*Task details*: Every entry is to be returned unchanged, and no picture is to be included.

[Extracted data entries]
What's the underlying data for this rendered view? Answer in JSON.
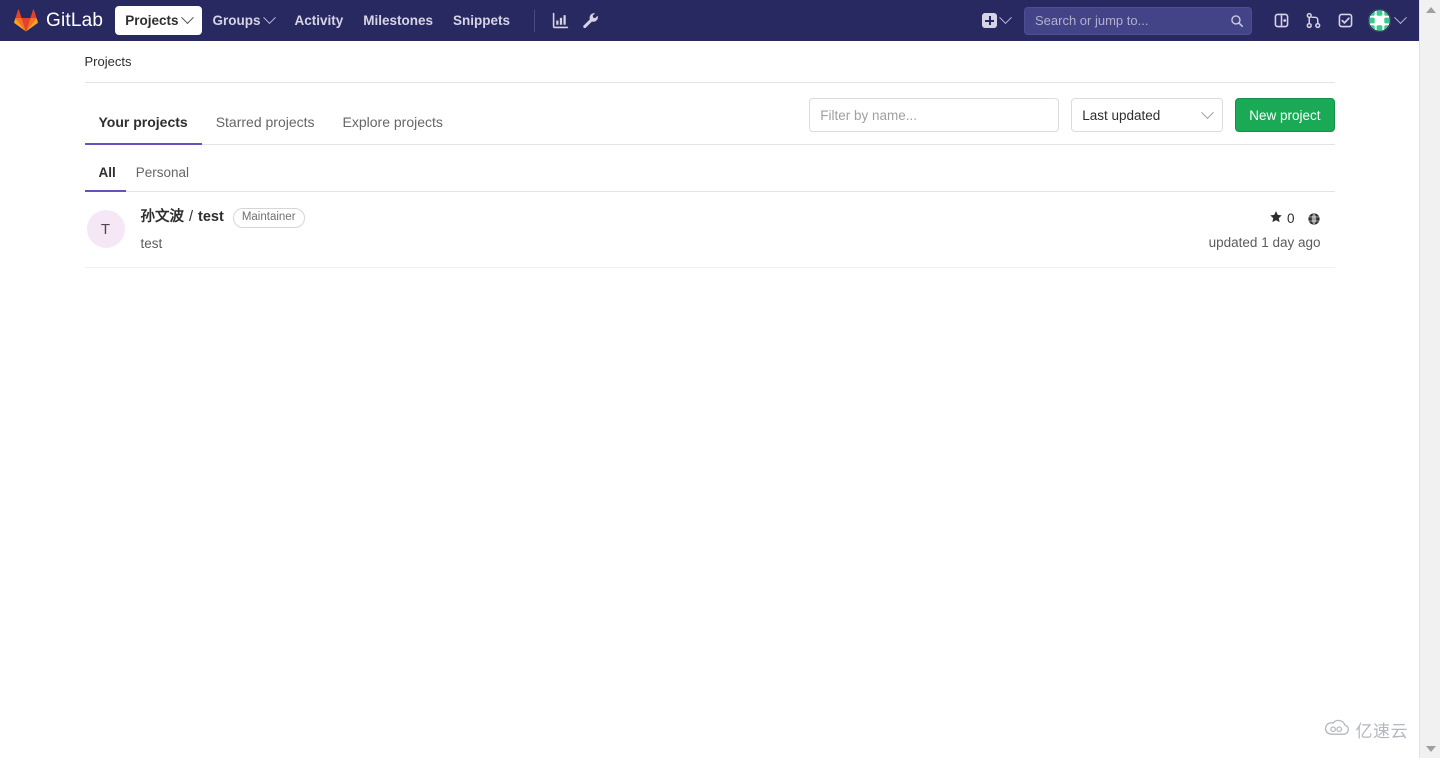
{
  "navbar": {
    "brand": "GitLab",
    "brand_icon": "gitlab-tanuki-logo",
    "items": [
      {
        "label": "Projects",
        "icon": "chevron-down-icon",
        "has_caret": true,
        "active": true
      },
      {
        "label": "Groups",
        "icon": "chevron-down-icon",
        "has_caret": true,
        "active": false
      },
      {
        "label": "Activity",
        "has_caret": false,
        "active": false
      },
      {
        "label": "Milestones",
        "has_caret": false,
        "active": false
      },
      {
        "label": "Snippets",
        "has_caret": false,
        "active": false
      }
    ],
    "analytics_icon": "chart-analytics-icon",
    "admin_icon": "wrench-icon",
    "create_new": {
      "icon": "plus-square-icon",
      "caret": "chevron-down-icon"
    },
    "search": {
      "placeholder": "Search or jump to...",
      "value": "",
      "icon": "search-icon"
    },
    "right_icons": [
      {
        "name": "issues-icon"
      },
      {
        "name": "merge-request-icon"
      },
      {
        "name": "todos-done-icon"
      }
    ],
    "avatar": {
      "name": "user-avatar",
      "caret": "chevron-down-icon"
    },
    "colors": {
      "background": "#292961",
      "search_bg": "#434388"
    }
  },
  "breadcrumb": {
    "label": "Projects"
  },
  "tabs": [
    {
      "label": "Your projects",
      "active": true
    },
    {
      "label": "Starred projects",
      "active": false
    },
    {
      "label": "Explore projects",
      "active": false
    }
  ],
  "toolbar": {
    "filter": {
      "placeholder": "Filter by name...",
      "value": ""
    },
    "sort": {
      "value": "Last updated",
      "caret": "chevron-down-icon"
    },
    "new_project_label": "New project",
    "new_project_color": "#1aaa55"
  },
  "subtabs": [
    {
      "label": "All",
      "active": true
    },
    {
      "label": "Personal",
      "active": false
    }
  ],
  "projects": [
    {
      "avatar_letter": "T",
      "avatar_color": "#f6e7f6",
      "namespace": "孙文波",
      "separator": "/",
      "name": "test",
      "role_badge": "Maintainer",
      "description": "test",
      "stars": "0",
      "star_icon": "star-icon",
      "visibility_icon": "globe-public-icon",
      "updated": "updated 1 day ago"
    }
  ],
  "watermark": {
    "text": "亿速云",
    "icon": "cloud-icon"
  },
  "accent": {
    "tab_underline": "#6b4fbb",
    "link": "#2e2e2e"
  }
}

*Task solution*:
What's the underlying data for this rendered view? Answer in JSON.
{
  "navbar": {
    "brand": "GitLab",
    "brand_icon": "gitlab-tanuki-logo",
    "items": [
      {
        "label": "Projects",
        "icon": "chevron-down-icon",
        "has_caret": true,
        "active": true
      },
      {
        "label": "Groups",
        "icon": "chevron-down-icon",
        "has_caret": true,
        "active": false
      },
      {
        "label": "Activity",
        "has_caret": false,
        "active": false
      },
      {
        "label": "Milestones",
        "has_caret": false,
        "active": false
      },
      {
        "label": "Snippets",
        "has_caret": false,
        "active": false
      }
    ],
    "analytics_icon": "chart-analytics-icon",
    "admin_icon": "wrench-icon",
    "create_new": {
      "icon": "plus-square-icon",
      "caret": "chevron-down-icon"
    },
    "search": {
      "placeholder": "Search or jump to...",
      "value": "",
      "icon": "search-icon"
    },
    "right_icons": [
      {
        "name": "issues-icon"
      },
      {
        "name": "merge-request-icon"
      },
      {
        "name": "todos-done-icon"
      }
    ],
    "avatar": {
      "name": "user-avatar",
      "caret": "chevron-down-icon"
    },
    "colors": {
      "background": "#292961",
      "search_bg": "#434388"
    }
  },
  "breadcrumb": {
    "label": "Projects"
  },
  "tabs": [
    {
      "label": "Your projects",
      "active": true
    },
    {
      "label": "Starred projects",
      "active": false
    },
    {
      "label": "Explore projects",
      "active": false
    }
  ],
  "toolbar": {
    "filter": {
      "placeholder": "Filter by name...",
      "value": ""
    },
    "sort": {
      "value": "Last updated",
      "caret": "chevron-down-icon"
    },
    "new_project_label": "New project",
    "new_project_color": "#1aaa55"
  },
  "subtabs": [
    {
      "label": "All",
      "active": true
    },
    {
      "label": "Personal",
      "active": false
    }
  ],
  "projects": [
    {
      "avatar_letter": "T",
      "avatar_color": "#f6e7f6",
      "namespace": "孙文波",
      "separator": "/",
      "name": "test",
      "role_badge": "Maintainer",
      "description": "test",
      "stars": "0",
      "star_icon": "star-icon",
      "visibility_icon": "globe-public-icon",
      "updated": "updated 1 day ago"
    }
  ],
  "watermark": {
    "text": "亿速云",
    "icon": "cloud-icon"
  },
  "accent": {
    "tab_underline": "#6b4fbb",
    "link": "#2e2e2e"
  }
}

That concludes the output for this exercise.